Easter Saturday is an odd day. Every year I try to journey through the events of Holy Week faithfully, to wait at the foot of the cross as Jesus is crucified. Every year I fail in one way or another. Every year I remember that this is part of the point: I am human, and my inability to remain faithful to God is why Christ died for me.
A guest blog I wrote for the Anglican Communion News Service (click on image to read)
I love Jesus. And my love for Jesus is worked out in the church. But our relationship to the church isn’t always easy. Like all relationships worth having, life within the church requires work and commitment. Sometimes that is painful. But we persevere, trusting that in the end beauty and love will prevail.
I saw this poem a while back, and it’s been sitting with me ever since. This seems a good place to record it so I don’t lose it.
How baffling you are, oh Church,
and yet how I love you!
How you have made me suffer,
and yet how much I owe you!
I should like to see you destroyed,
and yet I need your presence.
You have given me so much scandal
and yet you have made me understand sanctity.
I have seen nothing in the world more
devoted to obscurity, more compromised,
more false, and I have found nothing more pure,
more generous, more beautiful.
How often have I wanted to shut the doors
of my soul in your face, and how often
I have prayed to die in the safety of your arms.
No, I cannot free myself from you, because

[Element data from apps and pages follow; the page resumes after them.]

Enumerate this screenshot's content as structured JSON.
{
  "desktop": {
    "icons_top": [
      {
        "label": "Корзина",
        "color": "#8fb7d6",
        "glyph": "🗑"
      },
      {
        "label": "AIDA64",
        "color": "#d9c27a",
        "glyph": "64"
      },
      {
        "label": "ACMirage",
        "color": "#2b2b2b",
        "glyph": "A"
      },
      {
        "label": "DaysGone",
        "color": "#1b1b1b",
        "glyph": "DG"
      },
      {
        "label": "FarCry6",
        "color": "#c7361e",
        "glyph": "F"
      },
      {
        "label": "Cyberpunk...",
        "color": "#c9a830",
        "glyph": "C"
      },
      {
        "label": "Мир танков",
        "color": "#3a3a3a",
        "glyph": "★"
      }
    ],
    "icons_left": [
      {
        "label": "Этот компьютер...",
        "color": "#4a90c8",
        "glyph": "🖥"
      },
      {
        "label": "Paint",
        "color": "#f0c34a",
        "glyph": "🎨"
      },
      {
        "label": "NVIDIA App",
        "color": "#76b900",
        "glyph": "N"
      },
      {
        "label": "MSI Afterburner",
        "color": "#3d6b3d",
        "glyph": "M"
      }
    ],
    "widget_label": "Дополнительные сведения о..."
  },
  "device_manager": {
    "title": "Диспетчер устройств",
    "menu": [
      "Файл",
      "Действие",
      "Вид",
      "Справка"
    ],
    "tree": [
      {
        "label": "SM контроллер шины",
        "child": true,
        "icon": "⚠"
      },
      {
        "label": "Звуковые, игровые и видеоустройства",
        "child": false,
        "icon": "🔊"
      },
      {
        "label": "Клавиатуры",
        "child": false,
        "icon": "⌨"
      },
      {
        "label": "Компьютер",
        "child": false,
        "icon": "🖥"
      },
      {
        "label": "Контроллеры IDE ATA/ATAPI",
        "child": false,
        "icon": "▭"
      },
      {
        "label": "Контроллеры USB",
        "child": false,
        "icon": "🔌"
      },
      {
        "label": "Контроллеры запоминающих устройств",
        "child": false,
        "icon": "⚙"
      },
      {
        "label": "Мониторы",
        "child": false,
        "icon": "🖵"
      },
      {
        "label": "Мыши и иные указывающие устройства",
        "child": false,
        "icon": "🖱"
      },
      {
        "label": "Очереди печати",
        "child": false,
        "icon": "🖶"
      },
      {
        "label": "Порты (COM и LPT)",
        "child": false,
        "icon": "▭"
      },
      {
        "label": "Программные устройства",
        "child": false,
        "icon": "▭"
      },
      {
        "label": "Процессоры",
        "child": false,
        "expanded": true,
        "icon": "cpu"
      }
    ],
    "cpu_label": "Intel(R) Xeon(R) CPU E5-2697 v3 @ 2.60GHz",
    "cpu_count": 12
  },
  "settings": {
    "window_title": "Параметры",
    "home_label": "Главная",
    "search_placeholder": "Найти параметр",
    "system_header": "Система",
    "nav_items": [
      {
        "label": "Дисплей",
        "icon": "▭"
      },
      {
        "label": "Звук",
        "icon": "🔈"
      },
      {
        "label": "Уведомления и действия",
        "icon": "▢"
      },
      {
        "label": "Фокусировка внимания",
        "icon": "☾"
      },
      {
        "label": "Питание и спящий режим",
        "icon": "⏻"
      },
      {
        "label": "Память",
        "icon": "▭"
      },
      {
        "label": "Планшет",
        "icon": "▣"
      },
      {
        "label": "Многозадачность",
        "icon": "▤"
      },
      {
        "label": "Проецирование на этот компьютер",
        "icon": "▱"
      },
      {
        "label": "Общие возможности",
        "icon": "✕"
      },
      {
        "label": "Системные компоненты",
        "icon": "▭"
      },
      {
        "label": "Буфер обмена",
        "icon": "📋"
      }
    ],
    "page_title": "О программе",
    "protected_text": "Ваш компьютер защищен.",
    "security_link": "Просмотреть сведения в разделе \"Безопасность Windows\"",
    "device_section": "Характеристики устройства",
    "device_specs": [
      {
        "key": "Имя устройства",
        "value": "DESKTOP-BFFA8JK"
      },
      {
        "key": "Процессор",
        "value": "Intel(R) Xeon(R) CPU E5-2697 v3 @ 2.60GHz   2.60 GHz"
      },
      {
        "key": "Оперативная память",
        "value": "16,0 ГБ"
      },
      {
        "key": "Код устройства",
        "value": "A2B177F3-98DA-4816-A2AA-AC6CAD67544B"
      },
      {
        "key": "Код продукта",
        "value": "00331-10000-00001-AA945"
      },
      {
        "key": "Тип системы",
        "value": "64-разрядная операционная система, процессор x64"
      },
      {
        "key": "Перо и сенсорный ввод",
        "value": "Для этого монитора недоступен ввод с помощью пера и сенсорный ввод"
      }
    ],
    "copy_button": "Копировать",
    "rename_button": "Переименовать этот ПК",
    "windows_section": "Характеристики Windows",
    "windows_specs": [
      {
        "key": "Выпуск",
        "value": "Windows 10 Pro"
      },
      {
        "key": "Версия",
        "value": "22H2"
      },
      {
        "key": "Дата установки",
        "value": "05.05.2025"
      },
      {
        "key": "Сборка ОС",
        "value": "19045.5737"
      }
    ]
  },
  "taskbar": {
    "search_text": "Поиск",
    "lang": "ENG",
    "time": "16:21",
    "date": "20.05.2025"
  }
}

I am you, although not completely.
And where should I go?
– Carlo Carretto
Sermon for Second Sunday of Christmas (Matthew 2.13-end)
Preached at Saint Andrew’s Episcopal Church, St Andrews
1 January 2017
In Scotland, Hogmanay has traditionally been the bigger of the two December celebrations. No doubt some of us can remember the time when Christmas wasn’t even a public holiday this side of the border.
Well when I was wee, our house operated a mixed economy: my parents were English and so they’d grown up with Christmas as the main event; but we were in Scotland, where Hogmanay was a big deal, so we had major celebrations for both. Hogmanay meant a late night in someone’s house, lots of party food (vol-au-vents, sausages on sticks!) and free-flowing single malt. Then a long lie the next day, and the wait for someone to First Foot us with a lump of coal wrapped in newspaper. Read more